How to Protect Your Loved Ones in the Hospital this Flu Season

woman washes hands to prevent the flu

Flu season is back in full swing this winter. Read on to learn how you can prevent catching and spreading the illness. When you protect yourself you protect those around you, too!

What is Influenza?

Influenza, more commonly known as the flu, is a respiratory virus that can affect the nose, throat, and lungs. The most common symptoms of Flu include:

  • Fever
  • Sore throat
  • Cough
  • Fatigue
  • Body aches
  • Stuffy or runny nose
  • In some cases, vomiting and diarrhea (typically only in children and the elderly)

Every body is different, so you may only experience some of these listed symptoms. The likeness of these symptoms to some other illnesses, like the common cold, can make it hard to identify the flu. There are tests available to identify the influenza virus, sometimes required for clearance before returning to work for those who work with the public or immuno-deficient. Flu can also include complications like bacterial infections and the worsening of already-present chronic illnesses such as asthma or congestive heart failure.

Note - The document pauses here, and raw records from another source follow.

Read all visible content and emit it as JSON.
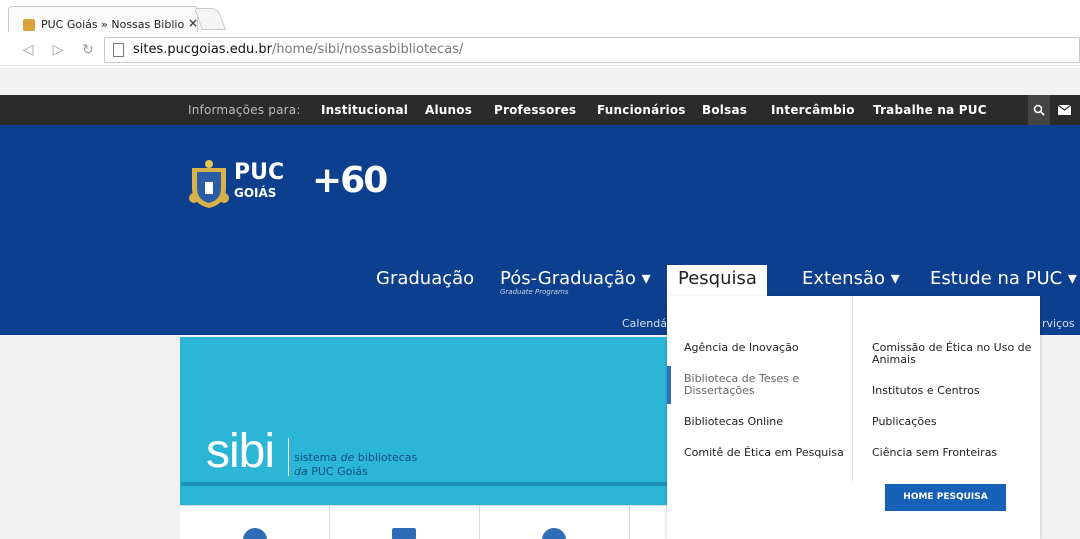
{
  "browser": {
    "tab_title": "PUC Goiás » Nossas Biblio",
    "tab_close": "×",
    "url_domain": "sites.pucgoias.edu.br",
    "url_path": "/home/sibi/nossasbibliotecas/",
    "icons": [
      "back-icon",
      "forward-icon",
      "reload-icon",
      "page-icon"
    ]
  },
  "infobar": {
    "label": "Informações para:",
    "items": [
      "Institucional",
      "Alunos",
      "Professores",
      "Funcionários",
      "Bolsas",
      "Intercâmbio",
      "Trabalhe na PUC"
    ],
    "search_glyph": "🔍",
    "mail_glyph": "✉"
  },
  "header": {
    "logo_puc": "PUC",
    "logo_goias": "GOIÁS",
    "logo_60": "+60",
    "nav": [
      "Graduação",
      "Pós-Graduação ▾",
      "Pesquisa",
      "Extensão ▾",
      "Estude na PUC ▾"
    ],
    "nav_sub": "Graduate Programs",
    "subnav_left": "Calendá",
    "subnav_right": "rviços",
    "colors": {
      "header_bg": "#0c3f8e",
      "infobar_bg": "#2b2b2b"
    }
  },
  "banner": {
    "title": "sibi",
    "subtitle_1a": "sistema ",
    "subtitle_1b": "de",
    "subtitle_1c": " bibliotecas",
    "subtitle_2a": "da",
    "subtitle_2b": " PUC Goiás",
    "colors": {
      "banner_bg": "#2bb6d8"
    }
  },
  "dropdown": {
    "left": [
      "Agência de Inovação",
      "Biblioteca de Teses e Dissertações",
      "Bibliotecas Online",
      "Comitê de Ética em Pesquisa"
    ],
    "right": [
      "Comissão de Ética no Uso de Animais",
      "Institutos e Centros",
      "Publicações",
      "Ciência sem Fronteiras"
    ],
    "button": "HOME PESQUISA"
  }
}
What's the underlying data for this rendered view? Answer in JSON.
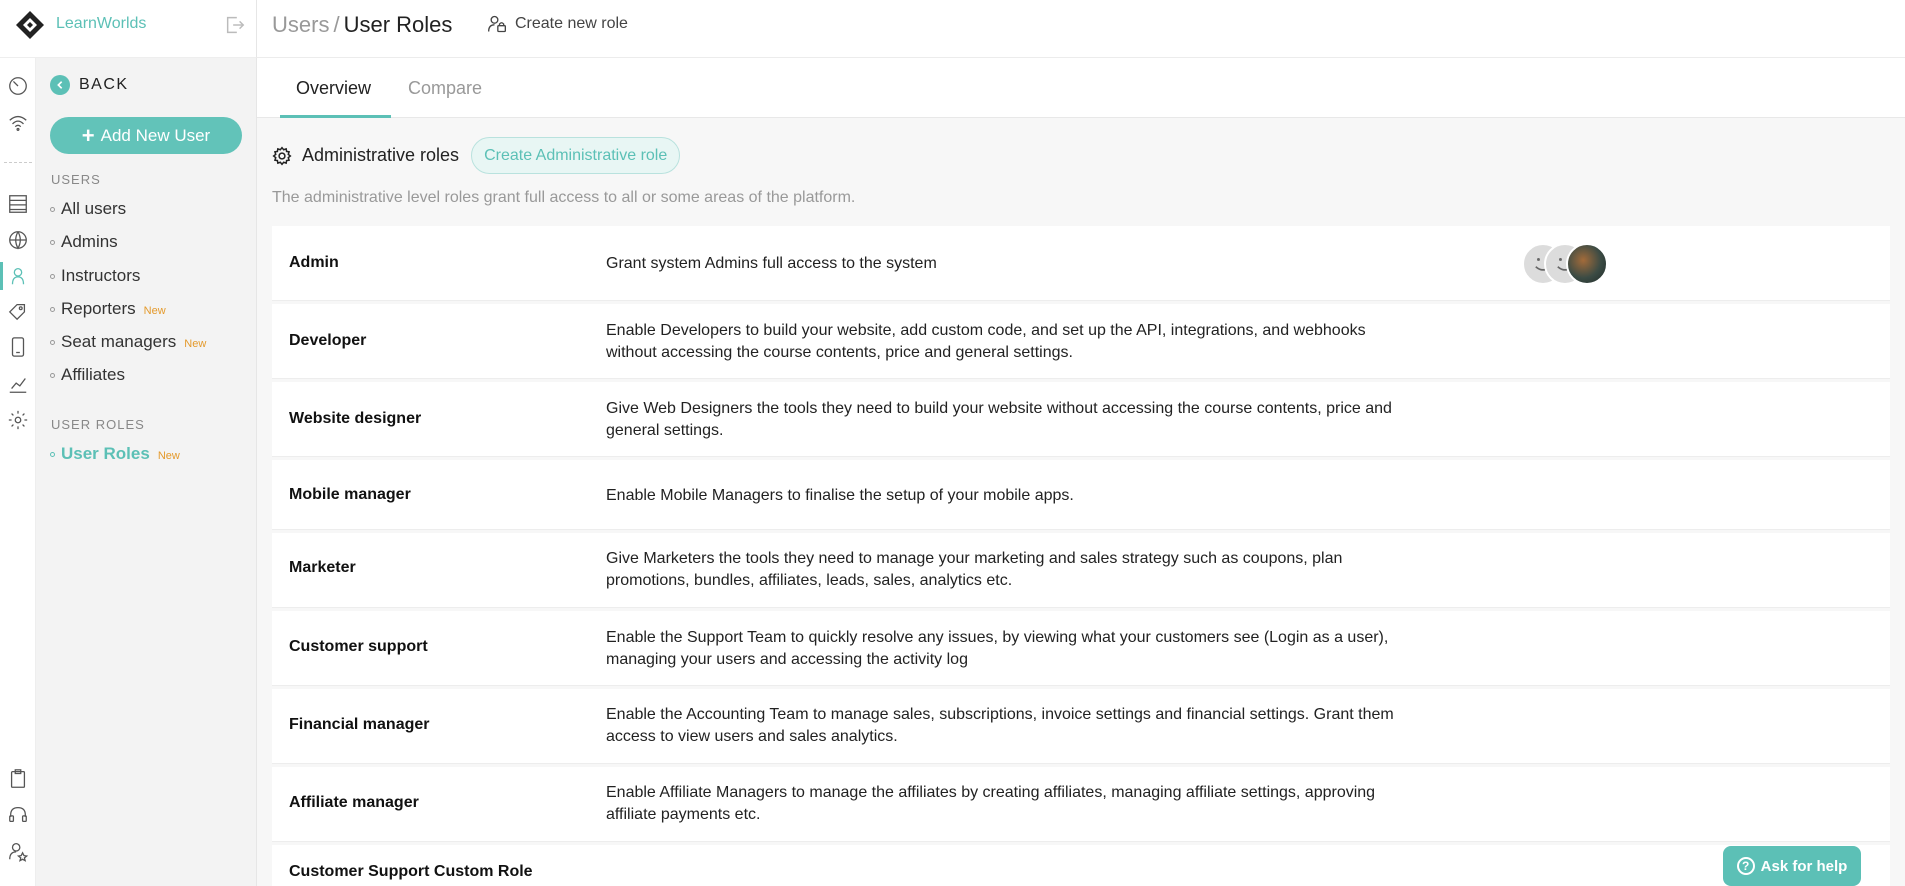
{
  "brand": {
    "name": "LearnWorlds"
  },
  "sidebar": {
    "back_label": "BACK",
    "add_user_label": "Add New User",
    "users_section_title": "USERS",
    "users_items": [
      {
        "label": "All users",
        "badge": ""
      },
      {
        "label": "Admins",
        "badge": ""
      },
      {
        "label": "Instructors",
        "badge": ""
      },
      {
        "label": "Reporters",
        "badge": "New"
      },
      {
        "label": "Seat managers",
        "badge": "New"
      },
      {
        "label": "Affiliates",
        "badge": ""
      }
    ],
    "roles_section_title": "USER ROLES",
    "roles_items": [
      {
        "label": "User Roles",
        "badge": "New",
        "active": true
      }
    ]
  },
  "header": {
    "breadcrumb_parent": "Users",
    "breadcrumb_separator": "/",
    "breadcrumb_current": "User Roles",
    "create_role_label": "Create new role"
  },
  "tabs": [
    {
      "label": "Overview",
      "active": true
    },
    {
      "label": "Compare",
      "active": false
    }
  ],
  "admin_section": {
    "title": "Administrative roles",
    "create_button_label": "Create Administrative role",
    "description": "The administrative level roles grant full access to all or some areas of the platform."
  },
  "roles": [
    {
      "name": "Admin",
      "description": "Grant system Admins full access to the system",
      "avatars": [
        "smiley",
        "smiley",
        "photo"
      ]
    },
    {
      "name": "Developer",
      "description": "Enable Developers to build your website, add custom code, and set up the API, integrations, and webhooks without accessing the course contents, price and general settings."
    },
    {
      "name": "Website designer",
      "description": "Give Web Designers the tools they need to build your website without accessing the course contents, price and general settings."
    },
    {
      "name": "Mobile manager",
      "description": "Enable Mobile Managers to finalise the setup of your mobile apps."
    },
    {
      "name": "Marketer",
      "description": "Give Marketers the tools they need to manage your marketing and sales strategy such as coupons, plan promotions, bundles, affiliates, leads, sales, analytics etc."
    },
    {
      "name": "Customer support",
      "description": "Enable the Support Team to quickly resolve any issues, by viewing what your customers see (Login as a user), managing your users and accessing the activity log"
    },
    {
      "name": "Financial manager",
      "description": "Enable the Accounting Team to manage sales, subscriptions, invoice settings and financial settings. Grant them access to view users and sales analytics."
    },
    {
      "name": "Affiliate manager",
      "description": "Enable Affiliate Managers to manage the affiliates by creating affiliates, managing affiliate settings, approving affiliate payments etc."
    },
    {
      "name": "Customer Support Custom Role",
      "description": ""
    }
  ],
  "help_button_label": "Ask for help",
  "colors": {
    "accent": "#5cc0b6",
    "new_badge": "#e49a2c"
  }
}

The seriousness of the flu ranges from mild to severe on a case to case basis. There are those who have died from extreme bouts of the flu–the flu is most dangerous for individuals ranging from ages under 5 years old and over 65 and those who have compromised immune systems. However, there are many easy preventative measures available to ensure the health and safety of everyone from this illness.

Fighting the Flu: Everything you need to know

Getting a seasonal flu shot is the easiest way to protect yourself, according to the CDC. These vaccines are widely available and often free at local pharmacies, general practitioner offices, and urgent care centers for the public. You need to get a new flu shot every year, preferably in early autumn before flu season is in full swing.

It is also important to practice everyday preventative measures in supplement to the flu vaccine. These are simple practices such as hand washing, avoiding those who are sick, and covering coughs or sneezes. It’s especially important to monitor and establish good hand washing habits in young children, who easily pick up illnesses at schools and daycare centers.

Another key to fighting the flu, and many other illnesses, is boosting immunity. There are many ways to boost your immunity. Maintaining a healthy diet high in fruits and vegetables, lowering stress, ensuring a regular sleeping schedule, and getting regular exercise can all help you fight off illness. But there are also natural supplements available, such as elderberry syrup, that can be used in conjunction with these daily practices.

Preventing the Flu at the Hospital

Be sure to practice careful hand hygiene and prevention techniques when visiting someone in a hospital or long term care facility. Many strains of the flu are contagious before you show any symptoms, and can survive for days or even weeks on hard surfaces. It’s also easy for someone with a healthy immune system to pass on an illness to someone with a weakened immune system in a hospital, even if they don’t feel sick.

When visiting someone in a hospital, be sure to wash hands thoroughly, use hand sanitizer when touching different high-traffic surfaces like doorknobs, and coughing or sneezing into your shoulder. Supervise and help any children to use these prevention practices. If you’re feeling ill, it’s best to postpone a visit until you’re feeling better. Even a cold or mild illness can become serious for someone with a weakened immune system.

By practicing these preventative measures, you ensure the health and safety of yourself and those around you during flu season. Have a happy and healthy winter season!